Assigned task >> State how many lines in the listing below include the string "Vehicles". The answer is the number alone.

________________________________________

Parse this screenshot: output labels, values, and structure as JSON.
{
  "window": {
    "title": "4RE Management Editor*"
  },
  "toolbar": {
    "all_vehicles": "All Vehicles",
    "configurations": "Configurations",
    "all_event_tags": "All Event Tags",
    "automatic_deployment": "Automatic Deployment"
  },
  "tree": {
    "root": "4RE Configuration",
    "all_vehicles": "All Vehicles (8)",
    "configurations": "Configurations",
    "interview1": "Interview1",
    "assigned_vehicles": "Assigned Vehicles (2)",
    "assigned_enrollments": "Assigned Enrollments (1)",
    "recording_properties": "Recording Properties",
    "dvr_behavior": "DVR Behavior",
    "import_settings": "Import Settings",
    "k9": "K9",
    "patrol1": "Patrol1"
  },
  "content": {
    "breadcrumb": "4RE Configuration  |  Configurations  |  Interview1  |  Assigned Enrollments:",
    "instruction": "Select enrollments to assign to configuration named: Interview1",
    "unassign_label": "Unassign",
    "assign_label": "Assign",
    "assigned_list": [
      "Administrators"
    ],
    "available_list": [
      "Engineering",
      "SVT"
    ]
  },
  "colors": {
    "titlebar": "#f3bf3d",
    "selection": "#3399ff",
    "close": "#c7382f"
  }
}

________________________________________

Result >> 3